It's worth mentioning that if you choose the international or private school route, there are often waiting lists, so make sure to get applications in on time or early to ensure you get your first choice.
The Right Fit
We looked at a half dozen options before settling on a school. Spain has attracted a lot of schools with unique philosophies and educating methods, making us rather spoilt for choice. The best advice I can give is that you really do need to visit the schools before deciding. On paper, a school may appear to be a perfect fit, but once you visit, the cracks show and you may find a dark horse option is the better one for YOUR kids.
This is an important point. If the choice of school had been made based on my husband’s likes, our daughter would have ended up somewhere other than her current school. He chose the school he thought fitted HER best, not the one he liked the most. There is a difference and it can be hard to see when the pressure is on and you just want it settled. So, take your time and think about what each school has to offer your children before making the final decision.
Moving can be a challenging time for families. The anticipation and the unknowns all work to create a sort of excited tension that often brings families closer. At this point, you’re in it together and the only friends you’ve got. But once school starts, the ability to gain a wider social circle opens up for parents and kids alike.
My mother used to say that you really only need one good friend…The rest are gravy. In a situation where you and your family are not just new, but unable to communicate as you would in your native tongue, things can be tricky in the meeting people department. Usually, kids gravitate to the new kid in class, as children are more naturally open and inquisitive, and within a day or so, they’ve found at least one kid who they can eat and play with. The circle widens from there.
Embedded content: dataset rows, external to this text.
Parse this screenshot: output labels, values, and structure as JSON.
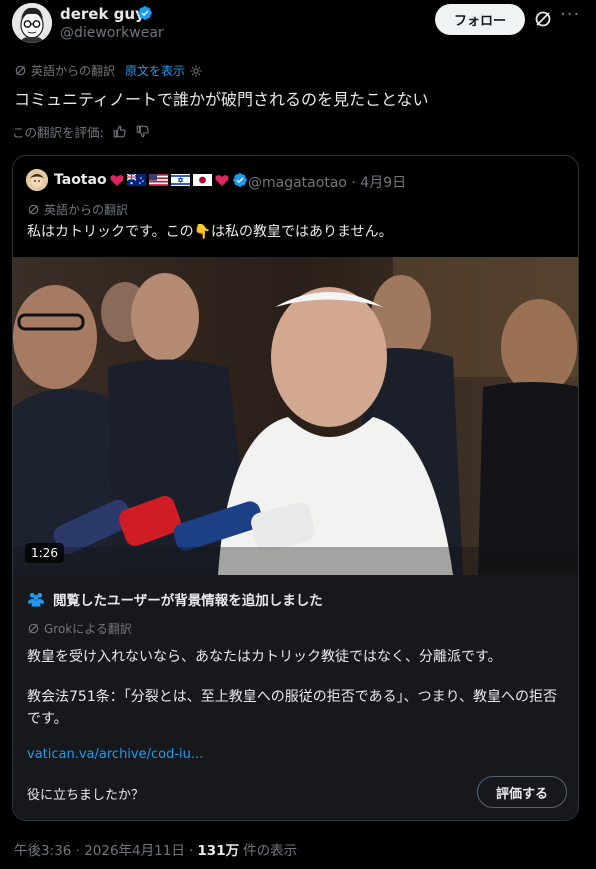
{
  "author": {
    "name": "derek guy",
    "handle": "@dieworkwear"
  },
  "header": {
    "follow_label": "フォロー",
    "more_label": "···"
  },
  "translation": {
    "from_label": "英語からの翻訳",
    "show_original_label": "原文を表示"
  },
  "tweet": {
    "text": "コミュニティノートで誰かが破門されるのを見たことない"
  },
  "rate_translation": {
    "label": "この翻訳を評価:"
  },
  "quote": {
    "name": "Taotao",
    "handle_time": "@magataotao · 4月9日",
    "translation_label": "英語からの翻訳",
    "text_before": "私はカトリックです。この",
    "emoji": "👇",
    "text_after": "は私の教皇ではありません。",
    "video_duration": "1:26"
  },
  "community_note": {
    "title": "閲覧したユーザーが背景情報を追加しました",
    "grok_label": "Grokによる翻訳",
    "paragraph1": "教皇を受け入れないなら、あなたはカトリック教徒ではなく、分離派です。",
    "paragraph2": "教会法751条：「分裂とは、至上教皇への服従の拒否である」、つまり、教皇への拒否です。",
    "link": "vatican.va/archive/cod-iu...",
    "helpful_question": "役に立ちましたか？",
    "rate_button": "評価する"
  },
  "footer": {
    "timestamp": "午後3:36 · 2026年4月11日 ·",
    "views_count": "131万",
    "views_label": "件の表示"
  },
  "colors": {
    "background": "#000000",
    "text": "#e7e9ea",
    "muted": "#71767b",
    "link": "#1d9bf0",
    "verified": "#1d9bf0",
    "card_border": "#2f3336",
    "note_bg": "#16181c"
  },
  "icons": [
    "verified-badge-icon",
    "grok-icon",
    "more-icon",
    "translate-icon",
    "gear-icon",
    "thumbs-up-icon",
    "thumbs-down-icon",
    "people-icon"
  ]
}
For us parents, it can be a little harder. The school gates are the traditional go-to for meeting other parents, but if your school does the drop-and-run thing, that’s not always an option. Our strategy has always been to throw a party. Send out invitations to the class and make sure the parents know they are welcome to stay. Have adult beverages on hand, and some hors d’oeuvres to entice them. You probably won’t meet your BFF, but chances are you’ll meet a few like-minded people who could turn into future friends.
Affordable Mallorca Tip: On Facebook alone, there are dozens of expat and parents groups based here where you can get advice, tips and find everything from the best doctors to the best place to buy vintage toys. This is also a good way to meet people, as these groups also give notice of gatherings and events like book clubs and coffee meet-ups to practice and improve your Spanish. These groups also advertise social events like exhibitions and activities such as beach clean-ups. Things that can be done as a family that cost nothing but time spent together!
International/Private School Listings
If you’re interested in this route, there are international and private schools dotted all over the island. A short list is as follows:
- Baleares International College- Ages 3-18
- Bellver International College - Ages 3-18
- Escola Global - Ages 3-16
- King Richard III College - Ages 3-18
- Queen’s College - Ages 3-18
- Agora Portals - Ages 3-18
- Lycée Français de Palma - Ages 2-18
- Eurocampus (German) - Ages 3-18
- The American International School of Mallorca - Ages 12-18
- Svenska Skolan (Swedish) - Primary
Welcome to the island!
DISCLAIMER: All information contained in this article is based on personal experience and opinion and may change due to changing laws and regulations and/or based on where in Spain you are.
By Stephanie Horsman
2 February, 2019